+++ MATERIAL TO PROCESS

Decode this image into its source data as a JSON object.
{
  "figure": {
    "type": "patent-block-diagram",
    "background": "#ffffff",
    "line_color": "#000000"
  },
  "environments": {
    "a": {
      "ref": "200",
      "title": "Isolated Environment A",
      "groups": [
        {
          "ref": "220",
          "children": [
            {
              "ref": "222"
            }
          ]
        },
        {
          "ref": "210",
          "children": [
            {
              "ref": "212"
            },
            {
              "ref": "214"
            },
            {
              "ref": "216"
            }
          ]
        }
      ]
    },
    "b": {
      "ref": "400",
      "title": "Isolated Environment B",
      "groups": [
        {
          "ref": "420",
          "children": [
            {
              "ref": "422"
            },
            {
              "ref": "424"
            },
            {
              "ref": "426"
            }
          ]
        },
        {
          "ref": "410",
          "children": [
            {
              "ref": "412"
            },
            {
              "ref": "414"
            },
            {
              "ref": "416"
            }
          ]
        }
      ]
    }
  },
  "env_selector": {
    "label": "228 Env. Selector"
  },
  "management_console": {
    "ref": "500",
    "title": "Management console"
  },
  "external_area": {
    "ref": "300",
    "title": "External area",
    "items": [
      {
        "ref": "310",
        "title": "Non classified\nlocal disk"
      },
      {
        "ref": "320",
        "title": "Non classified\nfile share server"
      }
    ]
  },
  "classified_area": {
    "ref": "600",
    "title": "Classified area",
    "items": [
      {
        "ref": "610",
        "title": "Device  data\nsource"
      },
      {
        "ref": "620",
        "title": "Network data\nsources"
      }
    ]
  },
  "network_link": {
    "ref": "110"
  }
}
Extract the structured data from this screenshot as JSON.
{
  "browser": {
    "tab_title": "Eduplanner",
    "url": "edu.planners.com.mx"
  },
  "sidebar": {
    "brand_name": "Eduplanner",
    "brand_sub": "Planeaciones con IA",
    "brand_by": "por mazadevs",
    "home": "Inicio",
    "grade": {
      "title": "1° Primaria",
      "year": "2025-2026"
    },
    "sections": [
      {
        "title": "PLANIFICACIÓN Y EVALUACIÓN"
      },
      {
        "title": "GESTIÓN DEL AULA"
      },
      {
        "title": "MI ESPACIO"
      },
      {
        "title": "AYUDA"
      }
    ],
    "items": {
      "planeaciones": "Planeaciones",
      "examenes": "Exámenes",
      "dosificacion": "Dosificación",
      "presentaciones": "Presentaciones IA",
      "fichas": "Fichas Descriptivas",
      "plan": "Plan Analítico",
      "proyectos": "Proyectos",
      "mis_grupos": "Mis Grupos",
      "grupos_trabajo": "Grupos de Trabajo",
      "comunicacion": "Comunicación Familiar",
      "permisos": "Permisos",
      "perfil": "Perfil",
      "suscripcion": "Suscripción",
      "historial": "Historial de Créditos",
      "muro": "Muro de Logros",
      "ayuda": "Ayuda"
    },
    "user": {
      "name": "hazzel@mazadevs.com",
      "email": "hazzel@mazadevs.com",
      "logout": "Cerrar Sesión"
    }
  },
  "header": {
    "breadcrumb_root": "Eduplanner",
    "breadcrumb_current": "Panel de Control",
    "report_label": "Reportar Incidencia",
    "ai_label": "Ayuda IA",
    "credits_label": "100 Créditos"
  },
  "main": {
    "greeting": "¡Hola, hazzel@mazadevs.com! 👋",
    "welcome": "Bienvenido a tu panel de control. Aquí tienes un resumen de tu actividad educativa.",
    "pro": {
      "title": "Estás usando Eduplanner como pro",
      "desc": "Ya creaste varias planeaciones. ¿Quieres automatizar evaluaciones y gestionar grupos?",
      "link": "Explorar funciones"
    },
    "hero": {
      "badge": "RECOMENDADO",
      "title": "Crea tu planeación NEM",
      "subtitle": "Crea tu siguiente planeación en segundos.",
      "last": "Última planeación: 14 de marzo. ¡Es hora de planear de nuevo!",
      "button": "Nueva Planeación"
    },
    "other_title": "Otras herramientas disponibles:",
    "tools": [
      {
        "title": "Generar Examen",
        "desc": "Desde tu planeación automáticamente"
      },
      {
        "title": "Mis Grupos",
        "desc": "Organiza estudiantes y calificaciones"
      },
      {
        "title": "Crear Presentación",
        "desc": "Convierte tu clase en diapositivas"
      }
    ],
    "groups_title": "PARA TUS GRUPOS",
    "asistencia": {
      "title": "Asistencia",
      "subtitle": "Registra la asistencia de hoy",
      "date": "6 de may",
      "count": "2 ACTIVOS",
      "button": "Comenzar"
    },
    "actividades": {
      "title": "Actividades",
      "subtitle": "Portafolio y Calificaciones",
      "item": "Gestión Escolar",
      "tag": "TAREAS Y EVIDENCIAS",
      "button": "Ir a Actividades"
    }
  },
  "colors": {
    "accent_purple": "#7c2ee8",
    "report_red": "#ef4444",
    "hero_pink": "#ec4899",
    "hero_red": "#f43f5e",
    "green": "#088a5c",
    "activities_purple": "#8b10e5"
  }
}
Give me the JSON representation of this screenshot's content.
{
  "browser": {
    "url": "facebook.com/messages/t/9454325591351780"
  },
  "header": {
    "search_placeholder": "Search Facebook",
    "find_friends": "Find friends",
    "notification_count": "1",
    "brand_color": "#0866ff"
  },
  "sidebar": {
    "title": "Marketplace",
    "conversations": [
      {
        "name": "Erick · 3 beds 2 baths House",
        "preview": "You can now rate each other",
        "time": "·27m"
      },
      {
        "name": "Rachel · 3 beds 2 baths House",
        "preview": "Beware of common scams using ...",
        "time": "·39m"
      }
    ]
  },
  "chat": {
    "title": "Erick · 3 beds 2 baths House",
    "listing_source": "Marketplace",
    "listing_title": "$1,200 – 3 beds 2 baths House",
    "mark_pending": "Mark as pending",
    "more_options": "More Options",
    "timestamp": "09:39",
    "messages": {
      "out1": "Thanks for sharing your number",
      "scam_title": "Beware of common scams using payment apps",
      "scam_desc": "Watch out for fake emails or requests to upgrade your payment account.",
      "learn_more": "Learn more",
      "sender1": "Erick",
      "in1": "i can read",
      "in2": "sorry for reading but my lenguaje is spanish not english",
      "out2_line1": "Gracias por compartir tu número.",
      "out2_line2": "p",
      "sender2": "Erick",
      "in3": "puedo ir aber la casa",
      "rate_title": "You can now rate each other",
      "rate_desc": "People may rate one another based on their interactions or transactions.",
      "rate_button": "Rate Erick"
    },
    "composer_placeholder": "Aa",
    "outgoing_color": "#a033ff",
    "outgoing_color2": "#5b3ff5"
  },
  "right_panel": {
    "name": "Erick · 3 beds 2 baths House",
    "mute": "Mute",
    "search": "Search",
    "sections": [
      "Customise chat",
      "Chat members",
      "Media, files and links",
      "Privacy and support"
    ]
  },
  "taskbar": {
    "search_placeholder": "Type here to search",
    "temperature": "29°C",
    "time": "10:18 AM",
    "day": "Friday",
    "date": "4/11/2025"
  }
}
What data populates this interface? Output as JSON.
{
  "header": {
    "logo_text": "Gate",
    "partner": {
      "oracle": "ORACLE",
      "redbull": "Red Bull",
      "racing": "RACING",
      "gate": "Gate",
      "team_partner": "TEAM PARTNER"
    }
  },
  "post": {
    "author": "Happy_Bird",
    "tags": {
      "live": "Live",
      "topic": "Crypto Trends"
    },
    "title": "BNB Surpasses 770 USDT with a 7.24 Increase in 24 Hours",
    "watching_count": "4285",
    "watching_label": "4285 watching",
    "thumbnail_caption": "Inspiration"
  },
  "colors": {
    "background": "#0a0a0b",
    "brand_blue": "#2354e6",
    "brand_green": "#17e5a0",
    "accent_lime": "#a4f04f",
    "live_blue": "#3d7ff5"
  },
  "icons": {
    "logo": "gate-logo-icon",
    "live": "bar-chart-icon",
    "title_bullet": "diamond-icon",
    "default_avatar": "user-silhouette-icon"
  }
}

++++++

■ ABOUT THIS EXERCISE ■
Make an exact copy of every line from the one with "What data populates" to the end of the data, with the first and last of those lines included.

■ ANSWER TO THIS EXERCISE ■
What data populates this interface? Output as JSON.
{
  "header": {
    "logo_text": "Gate",
    "partner": {
      "oracle": "ORACLE",
      "redbull": "Red Bull",
      "racing": "RACING",
      "gate": "Gate",
      "team_partner": "TEAM PARTNER"
    }
  },
  "post": {
    "author": "Happy_Bird",
    "tags": {
      "live": "Live",
      "topic": "Crypto Trends"
    },
    "title": "BNB Surpasses 770 USDT with a 7.24 Increase in 24 Hours",
    "watching_count": "4285",
    "watching_label": "4285 watching",
    "thumbnail_caption": "Inspiration"
  },
  "colors": {
    "background": "#0a0a0b",
    "brand_blue": "#2354e6",
    "brand_green": "#17e5a0",
    "accent_lime": "#a4f04f",
    "live_blue": "#3d7ff5"
  },
  "icons": {
    "logo": "gate-logo-icon",
    "live": "bar-chart-icon",
    "title_bullet": "diamond-icon",
    "default_avatar": "user-silhouette-icon"
  }
}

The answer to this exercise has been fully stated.